In feedback I received on assignment 3, I was recommended to look at modern developments in street photography, including the book Street Photography Now. I owned this book prior to starting the OCA course, but felt it would be interesting to revisit having now spent a few months studying.
The book is an international guide to over 40 contemporary street photographers, providing not only a selection of images from each photographer but words from each on their motivations and ways of working. There is also commentary on the evolution of street photography and brief analysis of the works included. The insights provided brush-away the cobwebs from the traditionalist views of street photography based on the works of Cartier-Bresson et al from the early 20th century. Some of these views are still pervasive on certain photo-sharing sites that demand, for example, black and white images only, no post-processing, no staged images.
The book is remarkable for its breadth and depth of coverage and commentary on genre now, its developments and challenges it faces. The main lessons I took away from the book after reading it for the second time were:
- There are no rules in street photography – the best practitioners make their own rules
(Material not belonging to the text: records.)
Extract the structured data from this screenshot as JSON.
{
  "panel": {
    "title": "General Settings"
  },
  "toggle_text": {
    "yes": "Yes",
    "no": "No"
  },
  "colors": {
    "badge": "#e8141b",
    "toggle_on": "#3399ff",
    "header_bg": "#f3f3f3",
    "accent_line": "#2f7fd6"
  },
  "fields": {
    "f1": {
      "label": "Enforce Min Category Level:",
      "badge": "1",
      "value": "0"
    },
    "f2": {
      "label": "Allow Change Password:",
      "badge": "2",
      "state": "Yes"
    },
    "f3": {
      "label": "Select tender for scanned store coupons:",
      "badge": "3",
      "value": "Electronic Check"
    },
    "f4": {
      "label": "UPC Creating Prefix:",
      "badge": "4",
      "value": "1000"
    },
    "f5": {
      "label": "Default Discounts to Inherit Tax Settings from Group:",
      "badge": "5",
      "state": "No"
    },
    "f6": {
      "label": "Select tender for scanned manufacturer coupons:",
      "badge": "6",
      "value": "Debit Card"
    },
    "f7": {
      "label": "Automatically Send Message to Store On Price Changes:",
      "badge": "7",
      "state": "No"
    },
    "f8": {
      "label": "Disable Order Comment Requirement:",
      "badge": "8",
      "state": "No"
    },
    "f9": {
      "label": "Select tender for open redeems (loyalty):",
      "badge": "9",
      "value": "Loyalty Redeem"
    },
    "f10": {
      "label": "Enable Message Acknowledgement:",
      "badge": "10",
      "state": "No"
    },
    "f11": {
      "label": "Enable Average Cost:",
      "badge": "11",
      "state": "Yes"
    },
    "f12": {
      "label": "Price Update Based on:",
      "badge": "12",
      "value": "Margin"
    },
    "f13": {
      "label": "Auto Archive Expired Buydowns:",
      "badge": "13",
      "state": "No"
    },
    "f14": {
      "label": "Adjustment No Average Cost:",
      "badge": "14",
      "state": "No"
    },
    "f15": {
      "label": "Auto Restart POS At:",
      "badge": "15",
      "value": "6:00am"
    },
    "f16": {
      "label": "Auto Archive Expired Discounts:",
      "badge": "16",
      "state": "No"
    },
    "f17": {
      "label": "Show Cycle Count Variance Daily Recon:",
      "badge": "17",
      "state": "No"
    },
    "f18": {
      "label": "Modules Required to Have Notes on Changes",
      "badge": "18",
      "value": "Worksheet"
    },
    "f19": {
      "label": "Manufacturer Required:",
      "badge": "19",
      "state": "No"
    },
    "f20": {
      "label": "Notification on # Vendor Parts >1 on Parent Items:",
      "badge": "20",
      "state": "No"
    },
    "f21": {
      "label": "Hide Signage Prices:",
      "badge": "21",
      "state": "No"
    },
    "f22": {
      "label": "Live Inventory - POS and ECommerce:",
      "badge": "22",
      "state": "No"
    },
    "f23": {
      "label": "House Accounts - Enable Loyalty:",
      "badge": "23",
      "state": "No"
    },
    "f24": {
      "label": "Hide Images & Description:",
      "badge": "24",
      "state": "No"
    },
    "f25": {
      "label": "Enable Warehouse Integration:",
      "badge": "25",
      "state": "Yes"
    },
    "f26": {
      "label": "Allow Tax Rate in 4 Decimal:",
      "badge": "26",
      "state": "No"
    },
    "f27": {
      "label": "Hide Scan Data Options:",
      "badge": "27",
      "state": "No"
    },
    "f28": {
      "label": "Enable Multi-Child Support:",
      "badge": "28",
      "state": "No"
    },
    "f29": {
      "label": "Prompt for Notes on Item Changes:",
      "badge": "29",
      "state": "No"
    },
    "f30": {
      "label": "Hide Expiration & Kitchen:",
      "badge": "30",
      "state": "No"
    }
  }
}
- Motivations for making images on the street are as varied as the number photographers in the book. From serious social commentary to amusing visual puns.
- Without fail, the photos fill the frame and are full of visual interest. Many are close up. There are no dead spots.
- Street photography often features people, but not always. Commentary 2 of the book, No Ideas But In Things, explores ‘still life’ street photography. One example is Nils Jorgensen’s image of shoes left on a corner pavement in the rain. Another is Matt Stuart’s photo displayed as the feature image of this blog post. I found this type of image compelling and not necessarily something I would look for when preoccupied with filling my frame with a person.
- The street photographers featured have many different approaches to dealing with the challenge of taking uninvited images of people on the street. From what to me appears highly intrusive and even aggressive, through sneaky (unseen), to collaborative and spending time with the subjects. In certain jurisdictions some photographers talk about the challenges of privacy laws – a memorable example is Bruno Quinquet’s work in Japan, where it is legal to take photos of people, but not to publish them. To overcome this in his Salaryman Project he ensures that none of the subjects are recognisable, with either their faces obscured or blurred.
In summary, this book provides a lesson in experimentation for street photographers everywhere.
Howarth S and McLaren S (2010). Street photography now. Paperback ed. London: Thames & Hudson.
Coombes P (2010). BBC photoblog [online]. Street Photography Now – review. Available from: http://www.bbc.co.uk/blogs/photoblog/2010/10/street_photography_now.html [accessed 27.6.15]